It’s a map that shows where pirate attacks occur. You can even click on individual incidents to get more-detailed information.
The Caribbean is amazingly pirate-free, as is the Med, Australia, New Zealand, most of South America and many other places.
And, the best news is, it appears our route to Japan is 100% pirate free! What we’ll do after we get there is a tougher question…
And, on a different topic:
If you haven’t been following Kosmos’ adventures lately, it’s a good day to read their latest report:
It raises the issue of one of my deepest fears about boating, and one of the things which is really the greatest nuisance of cruising.
I have always had a rule which drives Roberta crazy. When at anchor, I don’t like to let the boat get out of sight. I like to know that if the wind comes up I can be back on the boat in minutes. I still remember the first time I had to break this rule. We were anchored off a small island, in the Med. The island was only about 2 miles around and Roberta insisted we explore the island. I couldn’t imagine being out of sight of the boat, and it took her a serious effort, and some harsh words, to get me to hike.

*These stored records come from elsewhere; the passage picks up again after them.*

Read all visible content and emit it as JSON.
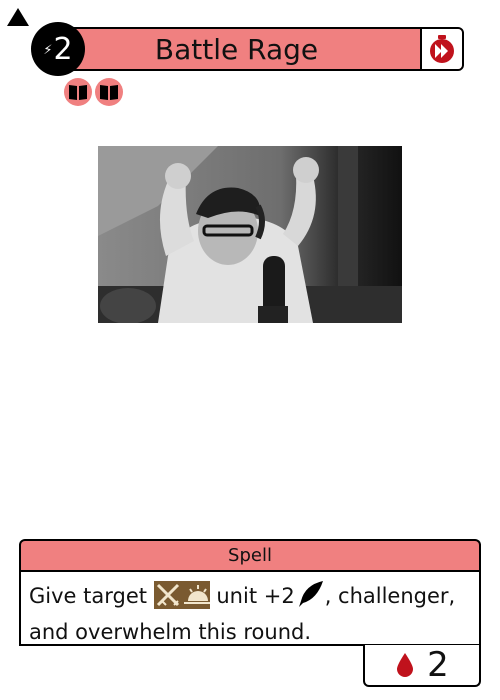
{
  "card": {
    "title": "Battle Rage",
    "energy": "2",
    "speed_icon": "burst-speed-icon",
    "keyword_icons": [
      "book-icon",
      "book-icon"
    ],
    "type_label": "Spell",
    "description": {
      "part1": "Give target",
      "part2": "unit +2",
      "part3": ", challenger,",
      "line2": "and overwhelm this round."
    },
    "cost": "2",
    "cost_icon": "blood-drop-icon"
  },
  "colors": {
    "accent": "#f08080",
    "border": "#000000",
    "cost_drop": "#c0121c",
    "tag_brown": "#7a5a30"
  }
}
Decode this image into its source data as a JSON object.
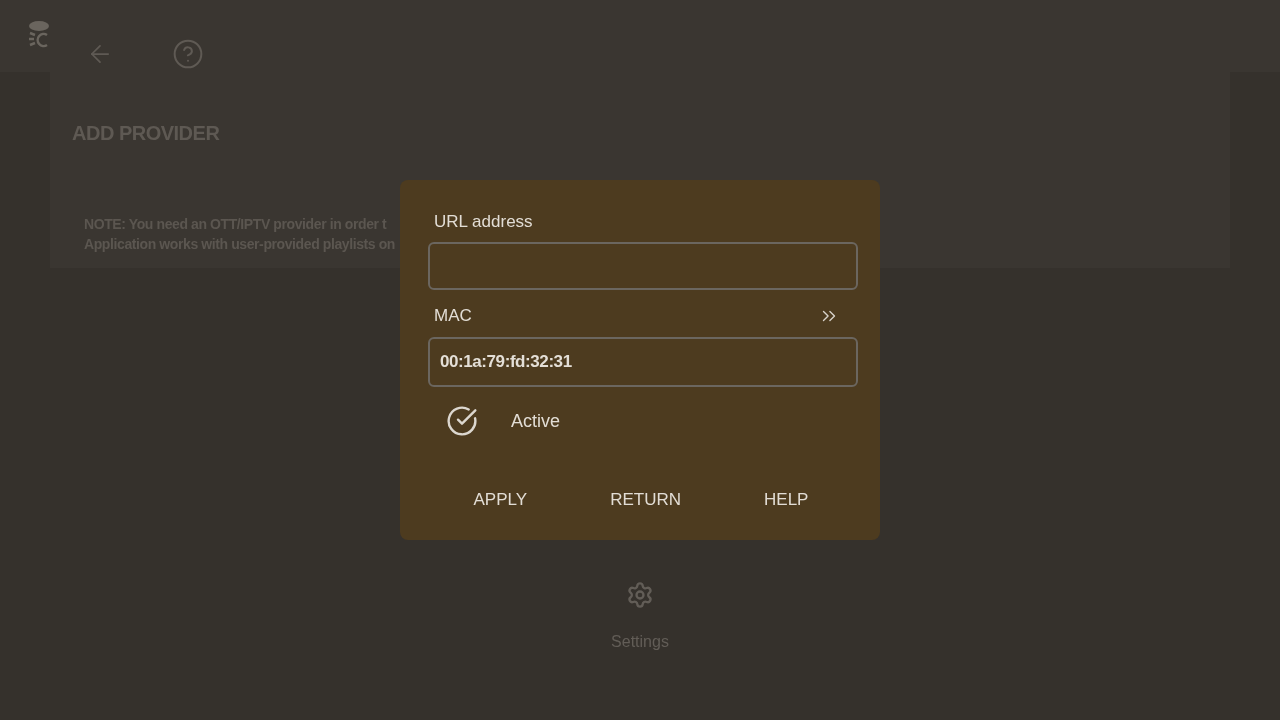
{
  "header": {
    "title": "ADD PROVIDER",
    "note_lines": [
      "NOTE: You need an OTT/IPTV provider in order t",
      "Application works with user-provided playlists on"
    ]
  },
  "dialog": {
    "fields": [
      {
        "kind": "plain",
        "label": "URL address"
      },
      {
        "kind": "with_action",
        "label": "MAC",
        "value": "00:1a:79:fd:32:31"
      }
    ],
    "active": {
      "label": "Active",
      "checked": true
    },
    "buttons": [
      "APPLY",
      "RETURN",
      "HELP"
    ]
  },
  "menu_item": {
    "label": "Settings"
  }
}
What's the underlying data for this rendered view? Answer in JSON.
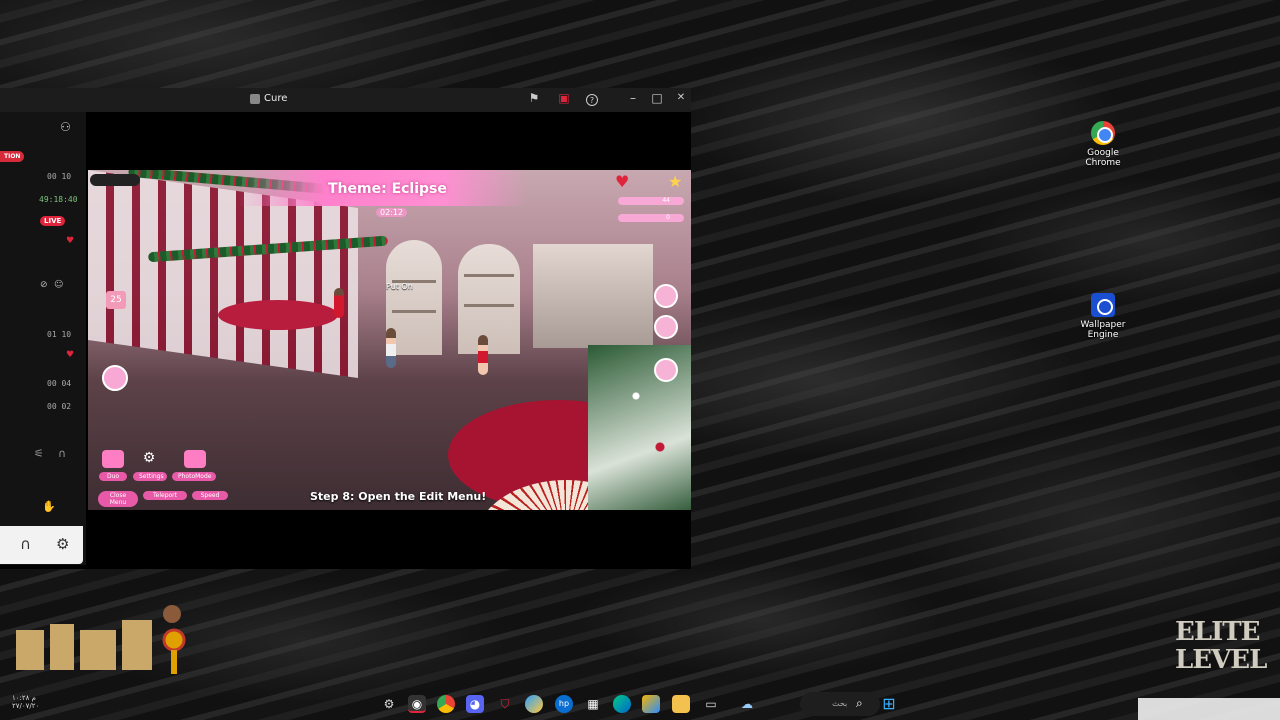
{
  "desktop": {
    "icons": [
      {
        "label_line1": "Google",
        "label_line2": "Chrome",
        "icon": "chrome-icon"
      },
      {
        "label_line1": "Wallpaper",
        "label_line2": "Engine",
        "icon": "wallpaper-engine-icon"
      }
    ]
  },
  "window": {
    "title": "Cure",
    "controls": {
      "minimize": "–",
      "maximize": "□",
      "close": "✕"
    },
    "toolbar_icons": [
      "flag-icon",
      "record-icon",
      "help-icon"
    ],
    "help_glyph": "?"
  },
  "side_panel": {
    "badge": "TION",
    "live": "LIVE",
    "rows": [
      "00  10",
      "49:18:40",
      "01  10",
      "00  04",
      "00  02"
    ]
  },
  "game": {
    "theme_title": "Theme: Eclipse",
    "timer": "02:12",
    "hud_value_1": "44",
    "hud_value_2": "0",
    "prompt": "Put On",
    "counter": "25",
    "step_text": "Step 8: Open the Edit Menu!",
    "bottom_buttons": [
      "Duo",
      "Settings",
      "PhotoMode",
      "Close Menu",
      "Teleport",
      "Speed"
    ]
  },
  "taskbar": {
    "search_placeholder": "بحث",
    "icons": [
      "settings-icon",
      "app-icon",
      "chrome-icon",
      "discord-icon",
      "shield-icon",
      "copilot-icon",
      "hp-icon",
      "store-icon",
      "edge-icon",
      "app2-icon",
      "folder-icon",
      "window-icon",
      "weather-icon"
    ],
    "start_icon": "windows-start-icon"
  },
  "clock": {
    "time": "۱۰:۲۸ م",
    "date": "٢٧/٠٧/٢٠"
  },
  "watermarks": {
    "right_line1": "ELITE",
    "right_line2": "LEVEL"
  },
  "colors": {
    "accent_pink": "#ff80cc",
    "live_red": "#e0243c"
  }
}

Over the years since, I’ve loosened up, and more relevantly, built confidence in my ground tackle. Depending on where we are, and how the skys look, I can now comfortably leave the boat for a few hours. But, irregardless the weather, I’m never really comfortable out of sight of the boat while it is at anchor. I can’t imagine “leaving the boat at anchor for a day or two” so we can go inland exploring. Even if it were a completely protected anchorage, how do I leave the tender? There are few safe places in third world countries where it is safe to leave the tender for several days. And, if you lose the tender, in the middle of nowhere, it can be a long drive to go fetch a new one.